(Supplied data)
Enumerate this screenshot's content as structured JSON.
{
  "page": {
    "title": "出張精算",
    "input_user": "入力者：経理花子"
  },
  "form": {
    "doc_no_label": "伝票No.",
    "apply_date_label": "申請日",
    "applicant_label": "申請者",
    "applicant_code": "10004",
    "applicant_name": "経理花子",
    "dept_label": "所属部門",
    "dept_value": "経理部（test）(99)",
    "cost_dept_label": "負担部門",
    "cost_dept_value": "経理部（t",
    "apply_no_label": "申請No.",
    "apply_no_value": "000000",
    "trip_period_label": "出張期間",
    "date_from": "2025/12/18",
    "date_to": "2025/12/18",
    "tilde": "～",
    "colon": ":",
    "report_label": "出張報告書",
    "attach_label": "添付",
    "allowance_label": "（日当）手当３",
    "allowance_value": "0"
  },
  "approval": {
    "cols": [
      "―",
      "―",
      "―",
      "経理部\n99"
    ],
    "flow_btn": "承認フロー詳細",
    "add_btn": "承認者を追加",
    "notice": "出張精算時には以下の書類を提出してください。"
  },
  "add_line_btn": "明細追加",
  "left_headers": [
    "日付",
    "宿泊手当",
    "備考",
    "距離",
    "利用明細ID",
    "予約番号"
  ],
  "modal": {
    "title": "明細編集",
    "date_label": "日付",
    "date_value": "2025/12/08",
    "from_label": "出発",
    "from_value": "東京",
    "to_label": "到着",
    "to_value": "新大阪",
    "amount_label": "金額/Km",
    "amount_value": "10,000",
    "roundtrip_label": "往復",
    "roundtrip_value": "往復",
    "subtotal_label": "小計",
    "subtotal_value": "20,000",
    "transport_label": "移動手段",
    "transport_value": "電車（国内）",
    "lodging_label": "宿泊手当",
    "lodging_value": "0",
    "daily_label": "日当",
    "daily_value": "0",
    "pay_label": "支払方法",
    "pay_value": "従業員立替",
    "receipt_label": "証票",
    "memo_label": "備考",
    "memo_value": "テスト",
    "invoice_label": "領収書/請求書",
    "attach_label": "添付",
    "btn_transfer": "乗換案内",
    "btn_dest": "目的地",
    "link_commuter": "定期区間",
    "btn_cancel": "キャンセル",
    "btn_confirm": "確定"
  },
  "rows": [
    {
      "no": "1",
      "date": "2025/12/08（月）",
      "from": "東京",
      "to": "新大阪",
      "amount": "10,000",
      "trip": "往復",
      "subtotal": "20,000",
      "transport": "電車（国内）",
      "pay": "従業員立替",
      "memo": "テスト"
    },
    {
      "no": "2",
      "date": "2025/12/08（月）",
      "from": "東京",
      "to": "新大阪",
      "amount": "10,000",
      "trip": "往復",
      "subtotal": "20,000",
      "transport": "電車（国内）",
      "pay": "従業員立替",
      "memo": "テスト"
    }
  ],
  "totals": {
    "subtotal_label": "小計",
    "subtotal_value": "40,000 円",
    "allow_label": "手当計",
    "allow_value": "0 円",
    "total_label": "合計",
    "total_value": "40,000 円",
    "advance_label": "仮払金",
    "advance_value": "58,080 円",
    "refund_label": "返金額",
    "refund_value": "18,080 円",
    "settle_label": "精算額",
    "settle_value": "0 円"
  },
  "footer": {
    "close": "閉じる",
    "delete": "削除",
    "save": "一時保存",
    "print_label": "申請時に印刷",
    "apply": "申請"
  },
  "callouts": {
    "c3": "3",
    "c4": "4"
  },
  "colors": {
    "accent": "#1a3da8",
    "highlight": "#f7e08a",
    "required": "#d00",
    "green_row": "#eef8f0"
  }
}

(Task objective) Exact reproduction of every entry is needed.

(Output)
Enumerate this screenshot's content as structured JSON.
{
  "page": {
    "title": "出張精算",
    "input_user": "入力者：経理花子"
  },
  "form": {
    "doc_no_label": "伝票No.",
    "apply_date_label": "申請日",
    "applicant_label": "申請者",
    "applicant_code": "10004",
    "applicant_name": "経理花子",
    "dept_label": "所属部門",
    "dept_value": "経理部（test）(99)",
    "cost_dept_label": "負担部門",
    "cost_dept_value": "経理部（t",
    "apply_no_label": "申請No.",
    "apply_no_value": "000000",
    "trip_period_label": "出張期間",
    "date_from": "2025/12/18",
    "date_to": "2025/12/18",
    "tilde": "～",
    "colon": ":",
    "report_label": "出張報告書",
    "attach_label": "添付",
    "allowance_label": "（日当）手当３",
    "allowance_value": "0"
  },
  "approval": {
    "cols": [
      "―",
      "―",
      "―",
      "経理部\n99"
    ],
    "flow_btn": "承認フロー詳細",
    "add_btn": "承認者を追加",
    "notice": "出張精算時には以下の書類を提出してください。"
  },
  "add_line_btn": "明細追加",
  "left_headers": [
    "日付",
    "宿泊手当",
    "備考",
    "距離",
    "利用明細ID",
    "予約番号"
  ],
  "modal": {
    "title": "明細編集",
    "date_label": "日付",
    "date_value": "2025/12/08",
    "from_label": "出発",
    "from_value": "東京",
    "to_label": "到着",
    "to_value": "新大阪",
    "amount_label": "金額/Km",
    "amount_value": "10,000",
    "roundtrip_label": "往復",
    "roundtrip_value": "往復",
    "subtotal_label": "小計",
    "subtotal_value": "20,000",
    "transport_label": "移動手段",
    "transport_value": "電車（国内）",
    "lodging_label": "宿泊手当",
    "lodging_value": "0",
    "daily_label": "日当",
    "daily_value": "0",
    "pay_label": "支払方法",
    "pay_value": "従業員立替",
    "receipt_label": "証票",
    "memo_label": "備考",
    "memo_value": "テスト",
    "invoice_label": "領収書/請求書",
    "attach_label": "添付",
    "btn_transfer": "乗換案内",
    "btn_dest": "目的地",
    "link_commuter": "定期区間",
    "btn_cancel": "キャンセル",
    "btn_confirm": "確定"
  },
  "rows": [
    {
      "no": "1",
      "date": "2025/12/08（月）",
      "from": "東京",
      "to": "新大阪",
      "amount": "10,000",
      "trip": "往復",
      "subtotal": "20,000",
      "transport": "電車（国内）",
      "pay": "従業員立替",
      "memo": "テスト"
    },
    {
      "no": "2",
      "date": "2025/12/08（月）",
      "from": "東京",
      "to": "新大阪",
      "amount": "10,000",
      "trip": "往復",
      "subtotal": "20,000",
      "transport": "電車（国内）",
      "pay": "従業員立替",
      "memo": "テスト"
    }
  ],
  "totals": {
    "subtotal_label": "小計",
    "subtotal_value": "40,000 円",
    "allow_label": "手当計",
    "allow_value": "0 円",
    "total_label": "合計",
    "total_value": "40,000 円",
    "advance_label": "仮払金",
    "advance_value": "58,080 円",
    "refund_label": "返金額",
    "refund_value": "18,080 円",
    "settle_label": "精算額",
    "settle_value": "0 円"
  },
  "footer": {
    "close": "閉じる",
    "delete": "削除",
    "save": "一時保存",
    "print_label": "申請時に印刷",
    "apply": "申請"
  },
  "callouts": {
    "c3": "3",
    "c4": "4"
  },
  "colors": {
    "accent": "#1a3da8",
    "highlight": "#f7e08a",
    "required": "#d00",
    "green_row": "#eef8f0"
  }
}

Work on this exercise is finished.